Actually, nature frightens most people. They fear the air and the sun as if they were mortal enemies. They fear the frost at night as if it were a snake hidden in the grass. They fear the rain as if it were fire. Civilized man is a kind of contented prisoner, and if now he is warned that he should enjoy nature for his own health, he does so timidly and with his eyes on the alert for any danger. To sleep in the open, to expose oneself to the winds and to the rains, to defy the sun, and to take a dip in the water are all things about which one can talk but which one does not always put into practice.

Rain sends us running for cover, but the bright sun also offends us. Cold snow sends us shivering to our living rooms but so does the heat of summer. We feel lost outside, afraid of grass stains, irritated by the feel of soil on our hands, and squeamish about eating home-grown veggies because we know that they’ve touched dirt.

Children grow to feel as awkward in nature as new bakers feel in the kitchen unless we get them outside. And just as reading a cookbook can’t turn us into competent chefs, reading textbooks about nature cannot help our children feel at home outdoors.

Dr. Montessori knew that a true love for nature must be developed through first-hand experiences:

As a matter of fact, a child needs to live naturally and not simply have a knowledge of nature.

Take Dr. Montessori’s Advice

Nature in a Montessori environment

In Maria Montessori’s own beautiful words:

Let the children be free; encourage them; let them run outside when it is raining; let them remove their shoes when they find a puddle of water; and, when the grass of the meadows is damp with dew, let them run on it and trample it with their bare feet; let them rest peacefully when a tree invites them to sleep beneath its shade; let them shout and laugh when the sun wakes them in the morning as it wakes every living creature that divides its day between waking and sleeping.

Brandi Faith is a freelance writer who holds a Master of Education degree. She earned her Bachelor of Arts degree from Northwestern University in Psychology and Spanish. Brandi passionately applies Montessori principles to her parenting and teaching at home. She loves the way Montessori philosophy encourages children to take charge of their learning and pursue their interests. Her favorite thing about Montessori is watching her kids’ eyes light up with joy and interest as they explore and experiment, and seeing their smiles light the room when they master a new skill.

Leave Us A Comment


Submit a Comment

Your email address will not be published. Required fields are marked *

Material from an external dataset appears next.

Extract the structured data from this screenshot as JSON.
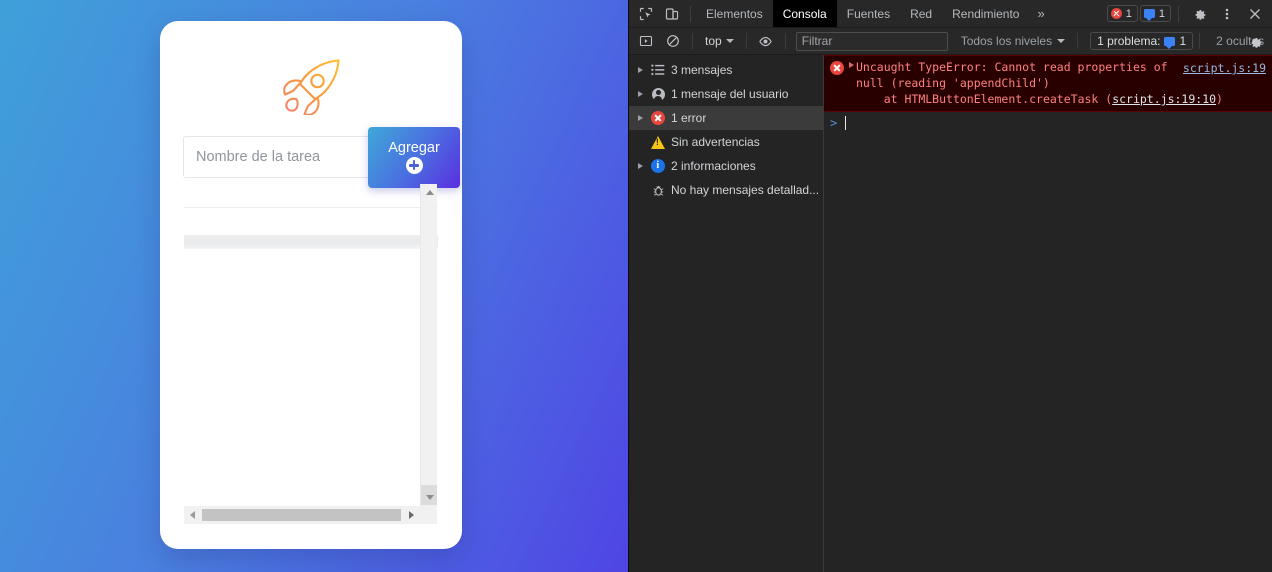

We make Montessori easy for you!

Join our Newsletter and get our exclusive guide for FREE!

An essential and beautiful guide for easily incorporating Montessori methods into your home.

Montessori Parent

Read More